A bank tipping its pricing strategy to competitors and testing how they might respond, without committing itself to action, will get the ACCC interested.

Australia's competition watchdog the ACCC has started giving some indication on how it will enforce the new price signalling laws in the banking industry – and it seems to be a commonsense approach.

Price signalling is behaviour that falls short of collusion but involves communicating or signalling a company's price rises or some other initiative to its competitors for the purpose of having them follow. The new laws in the Competition and Consumer Act 2010 come into effect on June 6, and will , at this stage, only affect banks and other ADIs in relation to services such as the taking of deposits and making advances of money or loans. They will not be able to disclose prices to competitors in private where doing so is not in the ordinary course of business.

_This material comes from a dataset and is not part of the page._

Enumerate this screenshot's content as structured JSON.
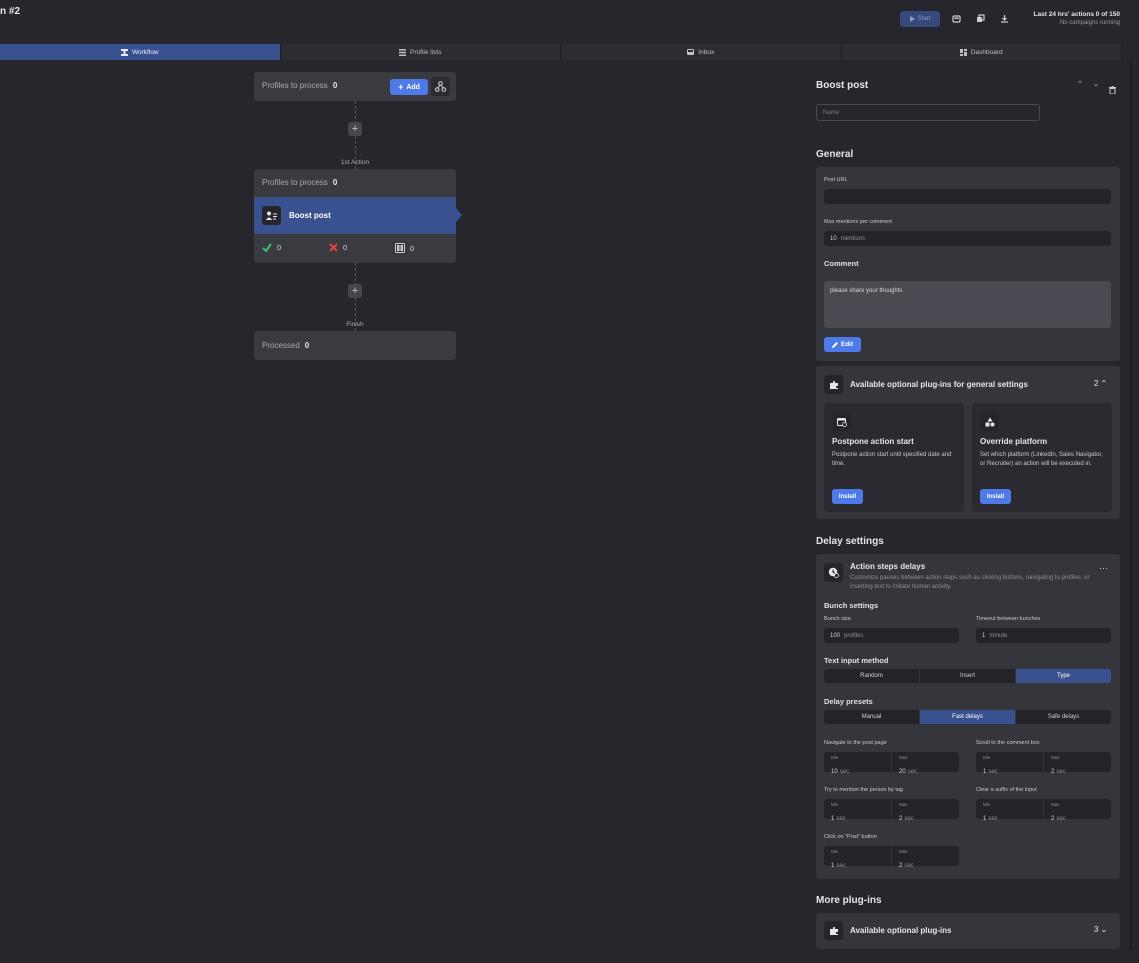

Speaking at the 2012 Competition Law Conference, ACCC Chairman Rod Sims said that “statements that genuinely describe market reality are unlikely to raise concerns of anti-competitive conduct.”

What will get the ACCC interested?

“The ACCC’s attention would be attracted where a bank offers its support for a change in pricing strategy, effectively tipping that strategy to competitors and testing how they might respond, without committing itself to action.”

“Further, we would be concerned if an Australian banking executive announced that he or she would be reluctant to lift rates beyond that of the Reserve Bank cash rate or introduce new fees, but they would follow if other banks did so.”